**Work order**
Each line of the listing below that includes "thumb" should be reported.

━━━━━━━━━━━━━━━━━━━━

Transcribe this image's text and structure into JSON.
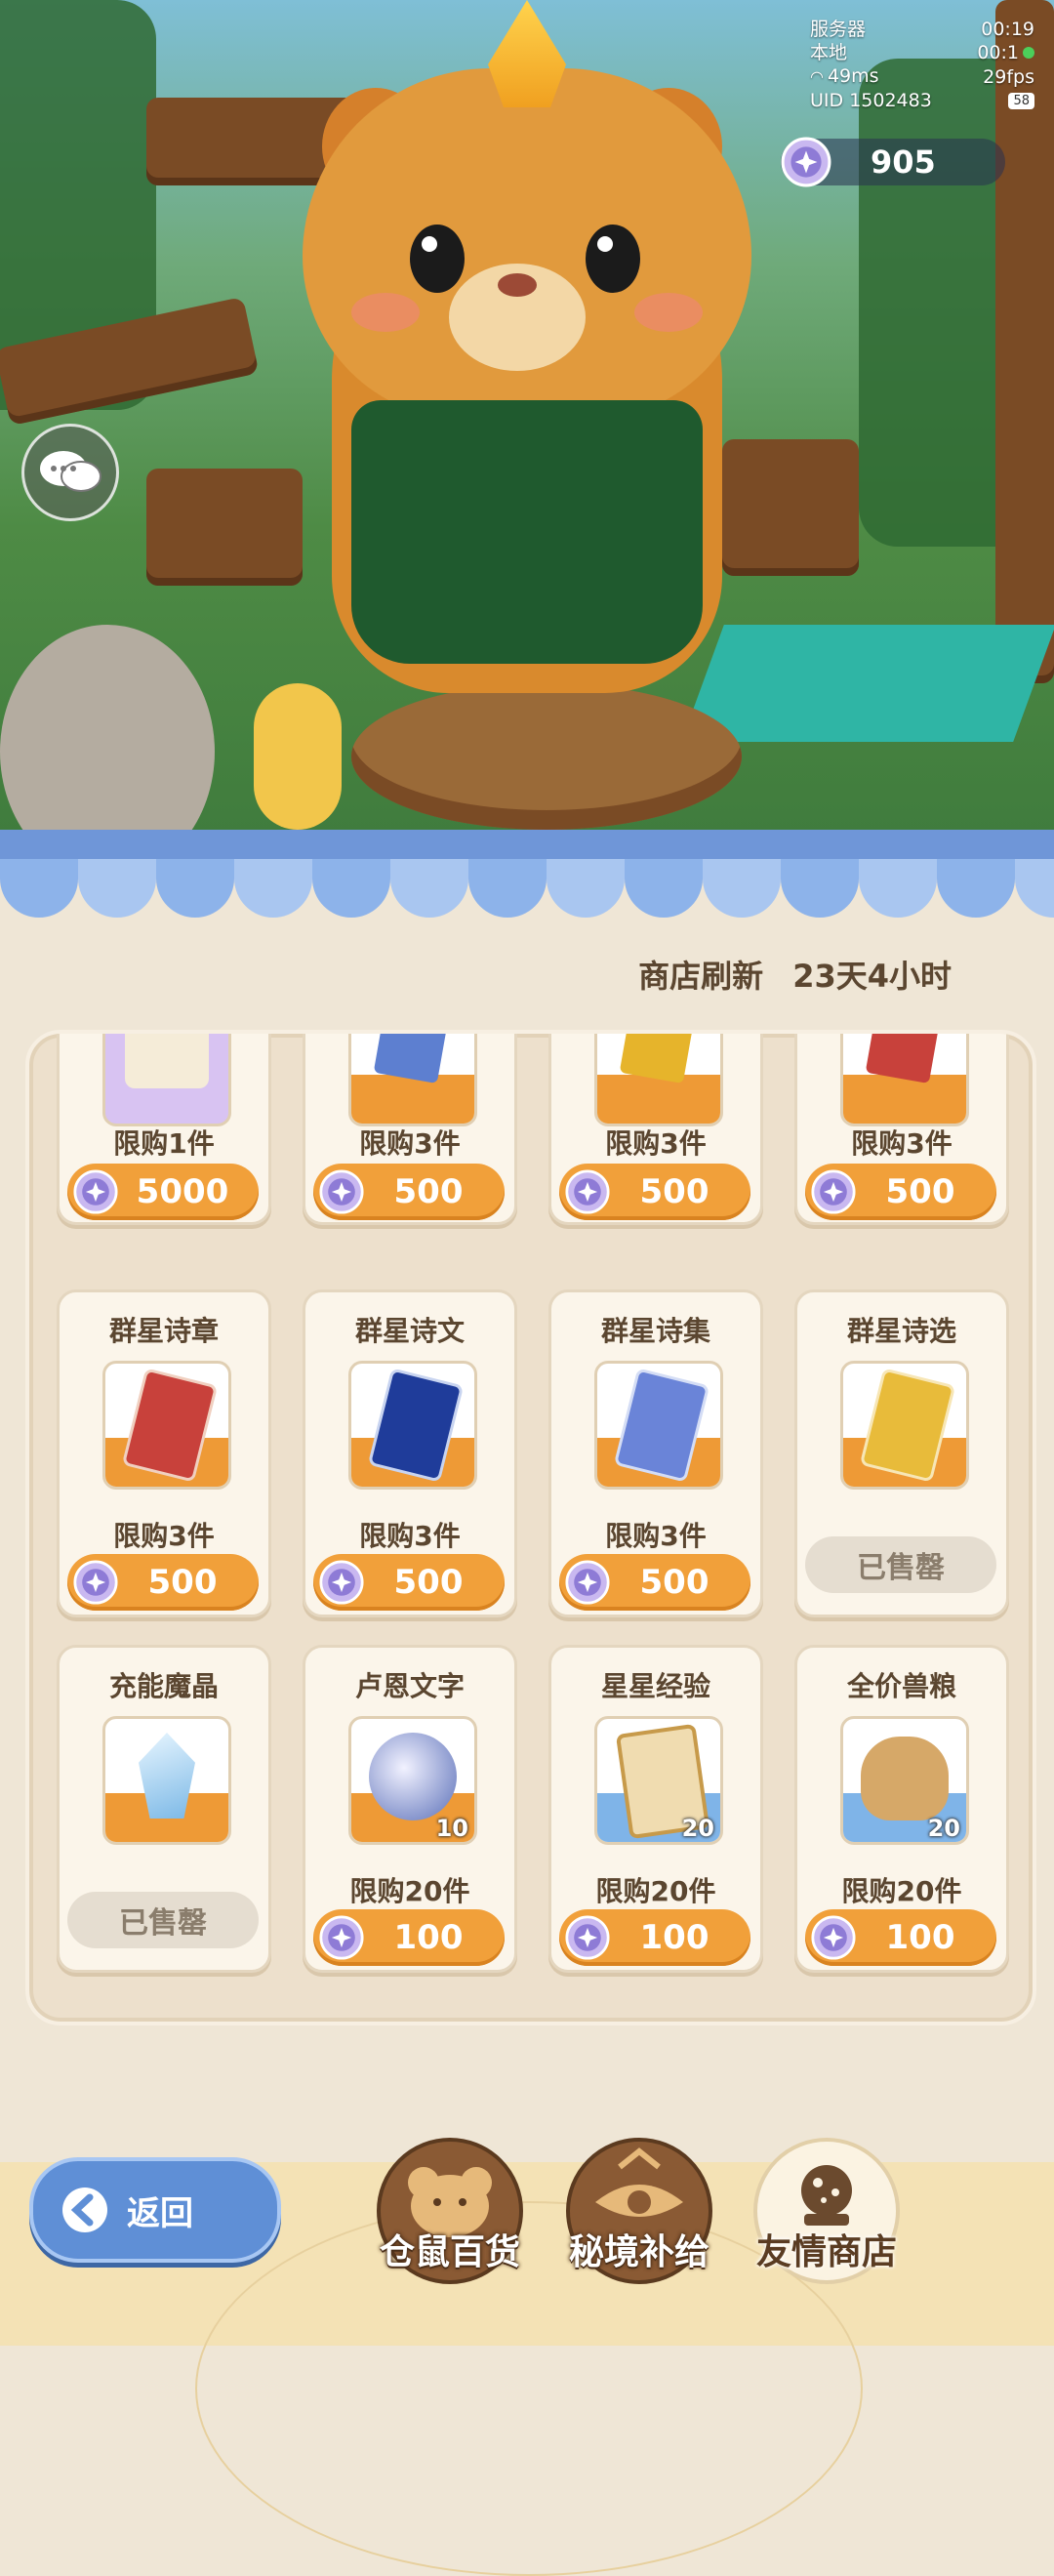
{
  "hud": {
    "server_label": "服务器",
    "server_time": "00:19",
    "local_label": "本地",
    "local_time": "00:1",
    "ping": "49ms",
    "fps": "29fps",
    "uid_label": "UID",
    "uid": "1502483",
    "badge": "58"
  },
  "currency": {
    "amount": "905",
    "icon": "star-coin-icon"
  },
  "shop": {
    "refresh_label": "商店刷新",
    "refresh_time": "23天4小时"
  },
  "items": [
    {
      "name": "",
      "limit": "限购1件",
      "price": "5000",
      "thumb": "scroll"
    },
    {
      "name": "",
      "limit": "限购3件",
      "price": "500",
      "thumb": "card-blue"
    },
    {
      "name": "",
      "limit": "限购3件",
      "price": "500",
      "thumb": "card-gold"
    },
    {
      "name": "",
      "limit": "限购3件",
      "price": "500",
      "thumb": "card-red"
    },
    {
      "name": "群星诗章",
      "limit": "限购3件",
      "price": "500",
      "thumb": "card-red"
    },
    {
      "name": "群星诗文",
      "limit": "限购3件",
      "price": "500",
      "thumb": "card-navy"
    },
    {
      "name": "群星诗集",
      "limit": "限购3件",
      "price": "500",
      "thumb": "card-periwinkle"
    },
    {
      "name": "群星诗选",
      "limit": "",
      "price": "",
      "soldout": "已售罄",
      "thumb": "card-yellow"
    },
    {
      "name": "充能魔晶",
      "limit": "",
      "price": "",
      "soldout": "已售罄",
      "thumb": "crystal"
    },
    {
      "name": "卢恩文字",
      "limit": "限购20件",
      "price": "100",
      "qty": "10",
      "thumb": "rune-orb"
    },
    {
      "name": "星星经验",
      "limit": "限购20件",
      "price": "100",
      "qty": "20",
      "thumb": "star-card"
    },
    {
      "name": "全价兽粮",
      "limit": "限购20件",
      "price": "100",
      "qty": "20",
      "thumb": "food-bag"
    }
  ],
  "nav": {
    "back_label": "返回",
    "tabs": [
      {
        "label": "仓鼠百货",
        "icon": "hamster-face-icon"
      },
      {
        "label": "秘境补给",
        "icon": "eye-emblem-icon"
      },
      {
        "label": "友情商店",
        "icon": "crystal-ball-icon"
      }
    ]
  },
  "colors": {
    "price_orange": "#f1a03a",
    "back_blue": "#5f8fd6",
    "panel_bg": "#ede0cc"
  }
}
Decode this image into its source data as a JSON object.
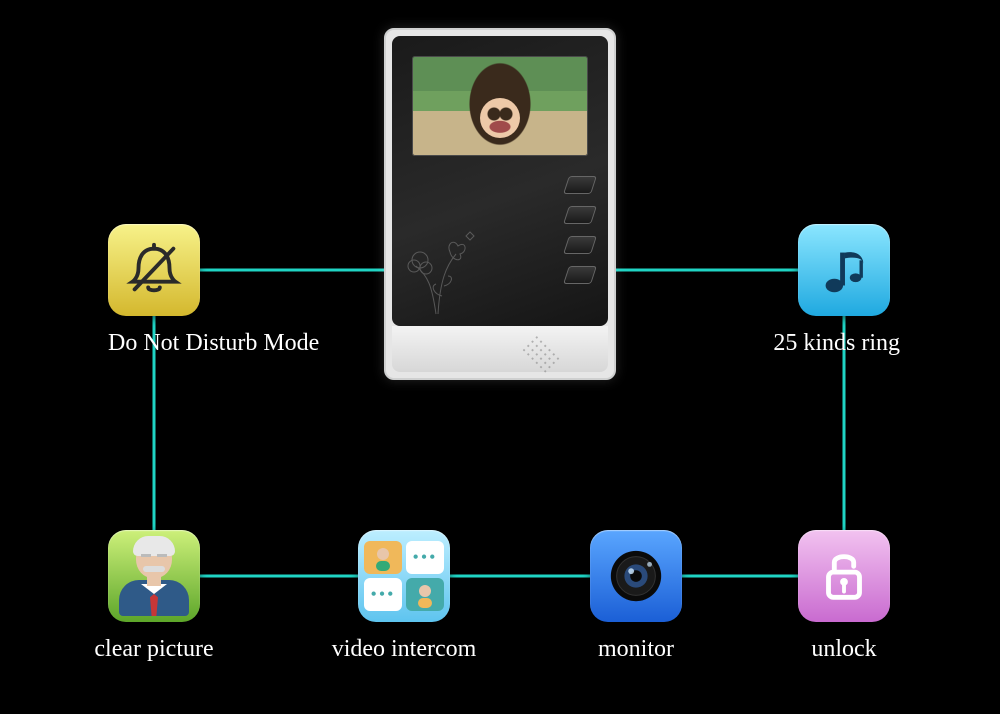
{
  "features": {
    "dnd": {
      "label": "Do Not Disturb Mode",
      "icon": "bell-off-icon",
      "color": "yellow"
    },
    "ring": {
      "label": "25 kinds ring",
      "icon": "music-note-icon",
      "color": "cyan"
    },
    "clear": {
      "label": "clear picture",
      "icon": "person-avatar-icon",
      "color": "green"
    },
    "video": {
      "label": "video intercom",
      "icon": "video-chat-icon",
      "color": "skyblue"
    },
    "monitor": {
      "label": "monitor",
      "icon": "camera-lens-icon",
      "color": "blue"
    },
    "unlock": {
      "label": "unlock",
      "icon": "lock-open-icon",
      "color": "pink"
    }
  },
  "device": {
    "name": "indoor-monitor",
    "button_count": 4
  },
  "colors": {
    "connector": "#1fd4c4"
  }
}
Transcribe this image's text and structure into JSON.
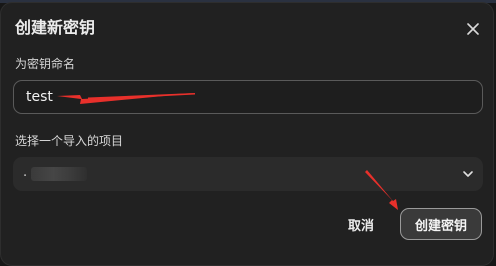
{
  "dialog": {
    "title": "创建新密钥",
    "close_icon": "close-icon",
    "name_label": "为密钥命名",
    "name_value": "test",
    "project_label": "选择一个导入的项目",
    "project_value": ".",
    "select_icon": "chevron-down-icon",
    "cancel_label": "取消",
    "create_label": "创建密钥"
  },
  "annotations": {
    "arrow_color": "#e8302b"
  }
}
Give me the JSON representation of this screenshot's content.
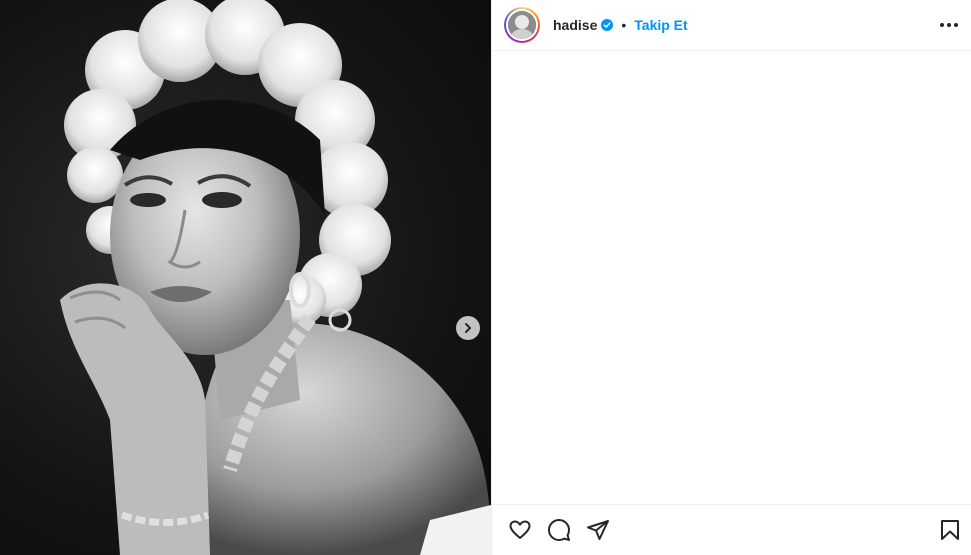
{
  "post": {
    "username": "hadise",
    "separator": "•",
    "follow_label": "Takip Et"
  },
  "icons": {
    "verified": "verified-badge-icon",
    "more": "more-options-icon",
    "next": "chevron-right-icon",
    "like": "heart-icon",
    "comment": "comment-icon",
    "share": "paper-plane-icon",
    "save": "bookmark-icon"
  },
  "colors": {
    "accent": "#0095f6",
    "text": "#262626",
    "divider": "#efefef"
  }
}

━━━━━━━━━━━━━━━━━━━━

**Task answer**
      "thumb": "scroll"
      "thumb": "card-blue"
      "thumb": "card-gold"
      "thumb": "card-red"
      "thumb": "card-red"
      "thumb": "card-navy"
      "thumb": "card-periwinkle"
      "thumb": "card-yellow"
      "thumb": "crystal"
      "thumb": "rune-orb"
      "thumb": "star-card"
      "thumb": "food-bag"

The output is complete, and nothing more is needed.